“These pieces came out of an awesome program called ‘Idea Furnace,' sponsored by the Pittsburgh Glass Center, in which non-glass artists are invited to create glass work,” Czapinski says. “I got to spend some time with two glass technicians that helped realize the glass shapes.”

“I was thinking a lot about breath and the nature of glass blowing,” says Czapinski, who is generally interested in perception and negative space. “The idea was to capture a breath of air in the form of glass.”

“Take a deep breath in, think about how your organs expand to accommodate the air and take new forms or shapes,” she says. “Now exhale.

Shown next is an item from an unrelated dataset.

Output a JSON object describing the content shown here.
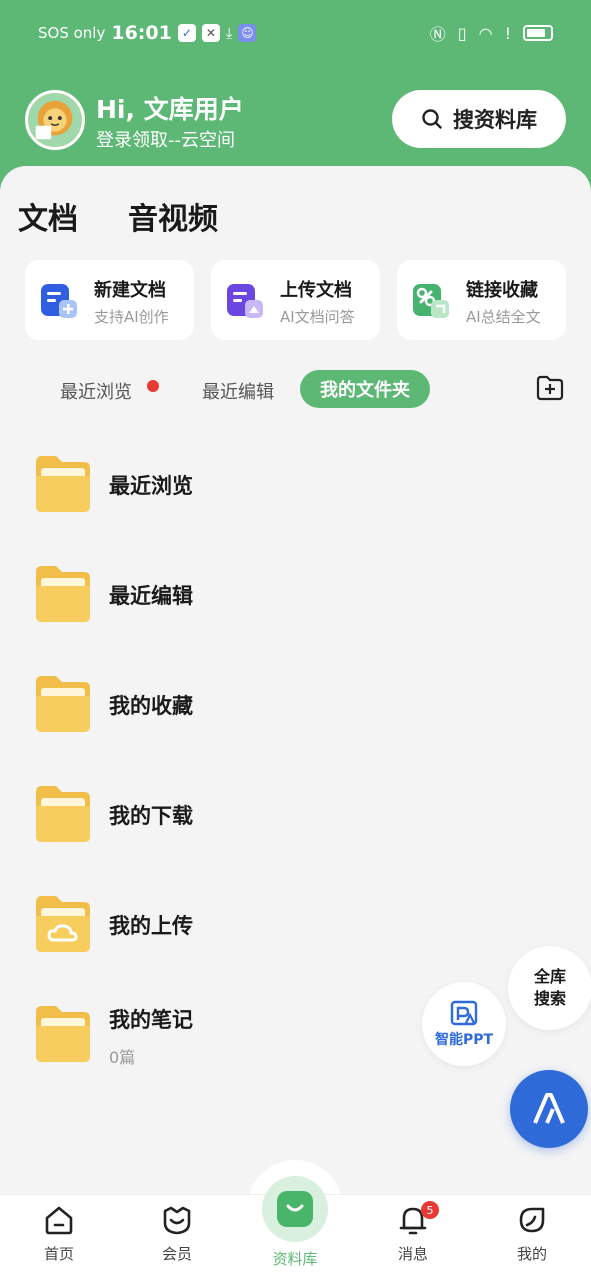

Glass expands, holding space quite literally like a captured breath of air — the orbs act as a visual representation of what the shape or the space of a breath of air might look like.”

Several smaller fabric and wood constructions take up another wall opposite the larger ones. Here, in pieces like “green dark green,” Czapinski successfully captures a Zen-like simplicity in the work, something she says she was striving for.

“With ‘green dark green,' I was interested in exploring layering (through the creation of) lots of shapes shooting out in different directions,” she says. “When the line work is super simple, you can follow along with the thread and figure out where the line goes, but with this one, it's more of a maze and invites the viewer to get lost within the frame.”

Here, the thread cuts through space and gets caught by the fabric to create the suspended shapes. “This is the magic moment for me when I'm creating them,” Czapinski says. “It's strange watching the line of thread work its way through the panel of stretched fabric, through the negative space captured within the frame, exit through the back of the stretched fabric and get caught creating the suspended shapes.”

The show culminates with a large “black line drawing” installation that takes up the remaining walls of the gallery.

“While working on the show, I wanted to create something outside of the constraints of a square or rectangular frame and decided to translate that desire into a wall drawing of thread,” Czapinski says. “By removing the frame and placing the thread in the space of a room, I was able to play with shadows that helped further enhance the 3-D line drawing.”

It's the perfect culmination to an exhibit filled with experimentation and exploration.

Kurt Shaw is the art critic for Trib Total Media. He can be reached at kshaw@tribweb.com.

TribLIVE commenting policy

You are solely responsible for your comments and by using TribLive.com you agree to our Terms of Service.

We moderate comments. Our goal is to provide substantive commentary for a general readership. By screening submissions, we provide a space where readers can share intelligent and informed commentary that enhances the quality of our news and information.

While most comments will be posted if they are on-topic and not abusive, moderating decisions are subjective. We will make them as carefully and consistently as we can. Because of the volume of reader comments, we cannot review individual moderation decisions with readers.

We value thoughtful comments representing a range of views that make their point quickly and politely. We make an effort to protect discussions from repeated comments either by the same reader or different readers

We follow the same standards for taste as the daily newspaper. A few things we won't tolerate: personal attacks, obscenity, vulgarity, profanity (including expletives and letters followed by dashes), commercial promotion, impersonations, incoherence, proselytizing and SHOUTING. Don't include URLs to Web sites.

We do not edit comments. They are either approved or deleted. We reserve the right to edit a comment that is quoted or excerpted in an article. In this case, we may fix spelling and punctuation.

We welcome strong opinions and criticism of our work, but we don't want comments to become bogged down with discussions of our policies and we will moderate accordingly.

We appreciate it when readers and people quoted in articles or blog posts point out errors of fact or emphasis and will investigate all assertions. But these suggestions should be sent via e-mail. To avoid distracting other readers, we won't publish comments that suggest a correction. Instead, corrections will be made in a blog post or in an article.